Ambion has been around for 17 years, but the decision to sell it came down to 30 seconds, recalls Bruce Leander, president of the Austin, Texas-based company. Leander says that last July, Ambion founder Matt Winkler stepped into his office and was mulling over the idea of starting up a diagnostic company, and wondering how to get funding for it. "He said, ‘What do you think about selling Ambion?'" Leander says. "I thought about it for half a minute and I said, ‘I think that's a great idea.'"
Leander says the company had been approached repeatedly in the past about the possibility of selling, but until Winkler's vision for a diagnostic company, there hadn't been a reason to make a deal. Now, Leander says, "the proceeds from the sale of Ambion will be used to help fund Matt's company." That company will take the form of Asuragen, which will be made up of two of the three divisions that comprised Ambion: the diagnostics group and the microarray service group, which together consist of about 100 people.
The remaining 300 people who made up Ambion's consumables division will become employees of Applied Biosystems, which forked over $273 million to stake its claim after a four-month sales process that culminated in competitive bid submissions. The deal, which was signed early on Christmas Eve, was expected to close by the end of this month. "We looked at fit, size, and complementarity of product lines," says Leander, adding that there's "essentially no overlap" between the companies' offerings.
From ABI's perspective, the purchase of Ambion's reagent business was a big step in developing a robust consumables division. "We're looking at the consumables space as an area for growth strategically," says Peter Dansky, vice president and general manager for molecular biology consumables at ABI. "You really didn't have to look very far to find the best company out there."
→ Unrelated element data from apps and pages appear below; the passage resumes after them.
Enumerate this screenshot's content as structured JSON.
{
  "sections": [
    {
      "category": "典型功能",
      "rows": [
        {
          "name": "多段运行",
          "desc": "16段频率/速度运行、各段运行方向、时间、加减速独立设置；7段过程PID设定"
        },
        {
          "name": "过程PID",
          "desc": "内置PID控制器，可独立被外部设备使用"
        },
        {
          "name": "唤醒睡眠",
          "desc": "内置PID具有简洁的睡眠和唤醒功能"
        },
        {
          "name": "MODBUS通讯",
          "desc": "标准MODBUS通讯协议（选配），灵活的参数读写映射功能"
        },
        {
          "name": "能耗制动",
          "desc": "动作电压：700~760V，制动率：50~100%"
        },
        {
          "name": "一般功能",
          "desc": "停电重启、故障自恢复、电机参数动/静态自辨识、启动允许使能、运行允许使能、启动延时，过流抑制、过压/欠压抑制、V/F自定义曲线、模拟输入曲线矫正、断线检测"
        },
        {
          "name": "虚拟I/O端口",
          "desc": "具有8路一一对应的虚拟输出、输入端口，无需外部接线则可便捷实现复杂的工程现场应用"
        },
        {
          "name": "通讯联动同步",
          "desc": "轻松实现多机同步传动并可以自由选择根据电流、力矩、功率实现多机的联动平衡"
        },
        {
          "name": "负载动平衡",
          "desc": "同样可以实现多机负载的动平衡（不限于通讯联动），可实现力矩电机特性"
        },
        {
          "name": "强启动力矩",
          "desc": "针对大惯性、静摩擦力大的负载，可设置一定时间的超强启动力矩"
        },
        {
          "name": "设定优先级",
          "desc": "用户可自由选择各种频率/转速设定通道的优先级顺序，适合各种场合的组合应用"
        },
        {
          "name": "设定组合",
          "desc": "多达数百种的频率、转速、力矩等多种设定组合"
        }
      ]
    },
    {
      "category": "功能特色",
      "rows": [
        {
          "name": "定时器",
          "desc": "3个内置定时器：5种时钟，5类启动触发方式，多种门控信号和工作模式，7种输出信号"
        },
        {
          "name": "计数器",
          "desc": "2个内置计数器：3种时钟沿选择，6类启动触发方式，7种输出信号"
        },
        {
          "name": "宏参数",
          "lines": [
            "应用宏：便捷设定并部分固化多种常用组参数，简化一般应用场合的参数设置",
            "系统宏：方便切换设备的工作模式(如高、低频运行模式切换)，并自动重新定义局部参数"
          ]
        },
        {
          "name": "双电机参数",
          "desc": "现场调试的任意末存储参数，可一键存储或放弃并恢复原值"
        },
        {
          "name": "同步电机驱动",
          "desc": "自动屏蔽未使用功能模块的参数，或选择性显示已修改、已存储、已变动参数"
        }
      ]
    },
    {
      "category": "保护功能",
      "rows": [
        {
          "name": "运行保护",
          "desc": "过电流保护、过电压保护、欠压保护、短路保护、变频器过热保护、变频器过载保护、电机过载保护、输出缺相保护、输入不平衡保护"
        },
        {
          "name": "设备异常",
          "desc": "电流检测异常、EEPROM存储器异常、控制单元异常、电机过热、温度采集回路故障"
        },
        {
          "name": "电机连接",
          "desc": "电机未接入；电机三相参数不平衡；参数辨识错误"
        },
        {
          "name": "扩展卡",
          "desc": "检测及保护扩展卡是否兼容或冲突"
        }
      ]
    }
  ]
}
ABI and Ambion weren't exactly strangers. The companies have had a comarketing agreement in the RNAi and real-time PCR realms, Dansky says. "We've been looking at them for some time" as a potential partner or acquisition target. As that unit of Ambion folds into ABI, it will add to what Dansky calls "an intensive internal program" aimed at growing the company's reagent offerings.
No layoffs are expected after the acquisition closes, says Leander, who will join ABI as a vice president and general manager. The Ambion-turned-ABI is slated to stay in Texas. "We have a significant commitment to Austin," Dansky says. "We see Ambion going forward as a center of excellence in our consumables business. We hope to do even more there." — Meredith Salisbury